Stored data:

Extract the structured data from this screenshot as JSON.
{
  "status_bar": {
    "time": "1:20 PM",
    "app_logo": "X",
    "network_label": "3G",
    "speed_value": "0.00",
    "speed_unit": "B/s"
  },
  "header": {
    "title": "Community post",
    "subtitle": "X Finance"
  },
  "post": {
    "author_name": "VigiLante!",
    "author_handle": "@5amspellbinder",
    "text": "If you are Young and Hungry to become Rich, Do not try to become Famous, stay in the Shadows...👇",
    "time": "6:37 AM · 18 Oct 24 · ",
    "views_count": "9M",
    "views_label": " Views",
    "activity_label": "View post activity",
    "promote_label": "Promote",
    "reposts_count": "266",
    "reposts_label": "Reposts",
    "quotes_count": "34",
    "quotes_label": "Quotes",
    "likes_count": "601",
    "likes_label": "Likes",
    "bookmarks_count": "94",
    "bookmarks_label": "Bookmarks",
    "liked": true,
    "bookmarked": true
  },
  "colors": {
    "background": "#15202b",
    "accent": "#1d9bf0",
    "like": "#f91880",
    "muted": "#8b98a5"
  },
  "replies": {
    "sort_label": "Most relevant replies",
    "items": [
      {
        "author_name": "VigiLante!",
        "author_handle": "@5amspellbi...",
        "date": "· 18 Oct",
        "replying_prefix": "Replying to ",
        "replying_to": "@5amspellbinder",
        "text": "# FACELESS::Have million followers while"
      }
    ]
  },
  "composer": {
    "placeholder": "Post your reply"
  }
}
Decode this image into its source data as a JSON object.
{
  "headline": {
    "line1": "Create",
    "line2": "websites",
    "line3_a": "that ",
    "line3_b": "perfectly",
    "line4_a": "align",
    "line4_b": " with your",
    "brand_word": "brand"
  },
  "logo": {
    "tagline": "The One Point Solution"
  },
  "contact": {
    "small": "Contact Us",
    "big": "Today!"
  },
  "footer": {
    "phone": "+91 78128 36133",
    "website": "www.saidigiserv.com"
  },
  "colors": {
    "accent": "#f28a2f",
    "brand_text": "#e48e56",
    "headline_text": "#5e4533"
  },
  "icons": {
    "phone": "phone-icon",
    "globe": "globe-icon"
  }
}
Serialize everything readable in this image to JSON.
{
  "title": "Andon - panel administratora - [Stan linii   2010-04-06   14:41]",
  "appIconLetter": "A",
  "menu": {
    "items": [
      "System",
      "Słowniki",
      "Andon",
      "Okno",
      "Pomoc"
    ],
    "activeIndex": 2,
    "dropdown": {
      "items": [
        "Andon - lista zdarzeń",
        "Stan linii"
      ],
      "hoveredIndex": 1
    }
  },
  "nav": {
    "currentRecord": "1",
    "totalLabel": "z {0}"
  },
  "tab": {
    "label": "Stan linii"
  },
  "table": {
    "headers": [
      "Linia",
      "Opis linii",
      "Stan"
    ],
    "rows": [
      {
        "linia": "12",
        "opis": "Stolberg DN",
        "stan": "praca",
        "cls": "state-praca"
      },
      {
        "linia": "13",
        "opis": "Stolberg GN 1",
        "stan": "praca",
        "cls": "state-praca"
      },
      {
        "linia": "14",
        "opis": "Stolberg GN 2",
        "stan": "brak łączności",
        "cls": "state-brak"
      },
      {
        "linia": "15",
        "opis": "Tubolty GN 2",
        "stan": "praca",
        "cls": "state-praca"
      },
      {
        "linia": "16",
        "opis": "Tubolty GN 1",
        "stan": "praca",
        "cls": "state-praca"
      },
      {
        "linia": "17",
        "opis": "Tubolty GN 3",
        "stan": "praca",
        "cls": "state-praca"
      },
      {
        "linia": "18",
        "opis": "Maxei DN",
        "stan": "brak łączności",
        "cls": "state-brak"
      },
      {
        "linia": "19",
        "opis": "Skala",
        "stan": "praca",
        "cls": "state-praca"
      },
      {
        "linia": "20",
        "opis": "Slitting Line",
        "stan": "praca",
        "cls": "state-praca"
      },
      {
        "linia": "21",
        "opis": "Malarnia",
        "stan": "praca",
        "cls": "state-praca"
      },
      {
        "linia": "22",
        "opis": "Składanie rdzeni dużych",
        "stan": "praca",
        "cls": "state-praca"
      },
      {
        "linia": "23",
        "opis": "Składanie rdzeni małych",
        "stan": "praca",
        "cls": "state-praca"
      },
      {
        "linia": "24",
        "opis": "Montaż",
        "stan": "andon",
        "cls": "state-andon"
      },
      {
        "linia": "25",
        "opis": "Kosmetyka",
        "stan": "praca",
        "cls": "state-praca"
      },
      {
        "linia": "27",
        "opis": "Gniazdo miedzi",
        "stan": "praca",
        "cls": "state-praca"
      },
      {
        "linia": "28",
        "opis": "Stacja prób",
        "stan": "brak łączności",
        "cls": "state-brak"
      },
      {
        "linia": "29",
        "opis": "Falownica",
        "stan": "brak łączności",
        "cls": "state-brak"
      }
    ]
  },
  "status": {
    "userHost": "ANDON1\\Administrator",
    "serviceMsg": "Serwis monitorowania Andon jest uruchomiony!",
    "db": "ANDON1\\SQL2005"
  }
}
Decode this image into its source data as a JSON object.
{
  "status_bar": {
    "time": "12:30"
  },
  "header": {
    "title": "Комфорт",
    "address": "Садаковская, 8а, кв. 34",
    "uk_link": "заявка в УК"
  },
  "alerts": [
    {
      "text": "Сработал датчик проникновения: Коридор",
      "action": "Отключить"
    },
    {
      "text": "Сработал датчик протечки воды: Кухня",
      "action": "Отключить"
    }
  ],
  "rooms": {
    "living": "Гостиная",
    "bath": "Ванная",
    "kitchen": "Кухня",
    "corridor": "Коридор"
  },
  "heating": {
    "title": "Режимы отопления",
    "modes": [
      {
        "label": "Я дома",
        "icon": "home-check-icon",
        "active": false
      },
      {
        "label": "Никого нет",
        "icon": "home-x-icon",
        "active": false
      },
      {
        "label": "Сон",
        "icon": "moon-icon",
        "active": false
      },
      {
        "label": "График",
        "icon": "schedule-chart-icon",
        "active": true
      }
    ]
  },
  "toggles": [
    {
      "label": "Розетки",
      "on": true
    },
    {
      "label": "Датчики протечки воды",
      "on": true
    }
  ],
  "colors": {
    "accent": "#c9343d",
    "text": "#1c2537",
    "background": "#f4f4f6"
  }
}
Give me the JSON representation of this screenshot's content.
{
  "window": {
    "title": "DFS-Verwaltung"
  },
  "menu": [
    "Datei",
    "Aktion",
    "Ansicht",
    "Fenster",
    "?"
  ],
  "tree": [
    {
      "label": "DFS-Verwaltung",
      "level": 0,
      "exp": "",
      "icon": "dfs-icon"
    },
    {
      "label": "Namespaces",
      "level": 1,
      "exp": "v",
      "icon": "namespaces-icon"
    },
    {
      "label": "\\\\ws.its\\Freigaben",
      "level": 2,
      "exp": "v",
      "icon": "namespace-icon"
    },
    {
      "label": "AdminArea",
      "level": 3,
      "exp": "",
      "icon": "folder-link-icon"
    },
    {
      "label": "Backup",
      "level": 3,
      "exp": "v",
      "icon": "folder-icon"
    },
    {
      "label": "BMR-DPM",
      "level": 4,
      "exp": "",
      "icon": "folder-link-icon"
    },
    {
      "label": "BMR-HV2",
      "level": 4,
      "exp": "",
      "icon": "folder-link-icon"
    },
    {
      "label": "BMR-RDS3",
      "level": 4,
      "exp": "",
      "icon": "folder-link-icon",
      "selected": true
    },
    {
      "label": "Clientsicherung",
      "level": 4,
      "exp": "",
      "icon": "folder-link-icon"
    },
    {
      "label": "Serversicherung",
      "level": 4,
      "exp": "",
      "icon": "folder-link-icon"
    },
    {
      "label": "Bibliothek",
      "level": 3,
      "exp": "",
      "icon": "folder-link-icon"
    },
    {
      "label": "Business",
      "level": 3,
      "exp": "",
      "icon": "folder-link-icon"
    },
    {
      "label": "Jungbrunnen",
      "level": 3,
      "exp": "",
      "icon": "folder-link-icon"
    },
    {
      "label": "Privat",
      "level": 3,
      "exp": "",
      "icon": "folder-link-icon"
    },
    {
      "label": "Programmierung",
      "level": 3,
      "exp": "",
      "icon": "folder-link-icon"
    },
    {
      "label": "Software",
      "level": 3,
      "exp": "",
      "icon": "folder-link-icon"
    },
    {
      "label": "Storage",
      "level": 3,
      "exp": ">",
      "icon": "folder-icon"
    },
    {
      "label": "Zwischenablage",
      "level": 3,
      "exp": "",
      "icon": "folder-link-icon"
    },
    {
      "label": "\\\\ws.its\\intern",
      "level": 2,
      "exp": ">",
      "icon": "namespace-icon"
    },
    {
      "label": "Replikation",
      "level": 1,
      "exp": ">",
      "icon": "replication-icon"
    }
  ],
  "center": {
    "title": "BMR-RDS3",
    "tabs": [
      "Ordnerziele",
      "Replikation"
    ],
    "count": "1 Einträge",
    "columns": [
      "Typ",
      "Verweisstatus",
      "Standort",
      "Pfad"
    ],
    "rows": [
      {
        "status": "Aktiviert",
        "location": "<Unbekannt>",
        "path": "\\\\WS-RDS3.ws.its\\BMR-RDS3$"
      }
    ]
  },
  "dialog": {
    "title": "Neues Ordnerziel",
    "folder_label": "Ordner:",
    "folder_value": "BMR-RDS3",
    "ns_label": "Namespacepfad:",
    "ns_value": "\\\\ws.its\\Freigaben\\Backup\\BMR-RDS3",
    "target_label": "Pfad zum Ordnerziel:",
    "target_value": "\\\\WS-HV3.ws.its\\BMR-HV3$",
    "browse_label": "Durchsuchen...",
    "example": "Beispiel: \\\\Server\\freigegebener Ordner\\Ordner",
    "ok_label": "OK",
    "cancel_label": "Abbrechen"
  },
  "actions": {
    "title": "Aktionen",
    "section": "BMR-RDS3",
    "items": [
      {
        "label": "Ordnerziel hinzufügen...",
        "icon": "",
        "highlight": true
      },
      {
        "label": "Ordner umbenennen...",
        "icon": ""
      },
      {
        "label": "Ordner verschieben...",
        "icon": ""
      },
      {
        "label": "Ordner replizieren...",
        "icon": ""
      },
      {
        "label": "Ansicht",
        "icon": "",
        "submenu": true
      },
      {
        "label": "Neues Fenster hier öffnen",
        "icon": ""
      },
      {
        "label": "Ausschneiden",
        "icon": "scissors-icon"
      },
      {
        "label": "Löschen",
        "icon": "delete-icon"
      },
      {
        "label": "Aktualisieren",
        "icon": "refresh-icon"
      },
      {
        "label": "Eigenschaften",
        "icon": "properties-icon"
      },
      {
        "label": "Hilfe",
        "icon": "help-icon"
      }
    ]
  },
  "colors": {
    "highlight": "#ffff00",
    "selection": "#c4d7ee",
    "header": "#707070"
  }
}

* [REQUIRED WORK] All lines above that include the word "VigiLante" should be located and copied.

* [RESULT FOR THIS TASK]
    "author_name": "VigiLante!",
        "author_name": "VigiLante!",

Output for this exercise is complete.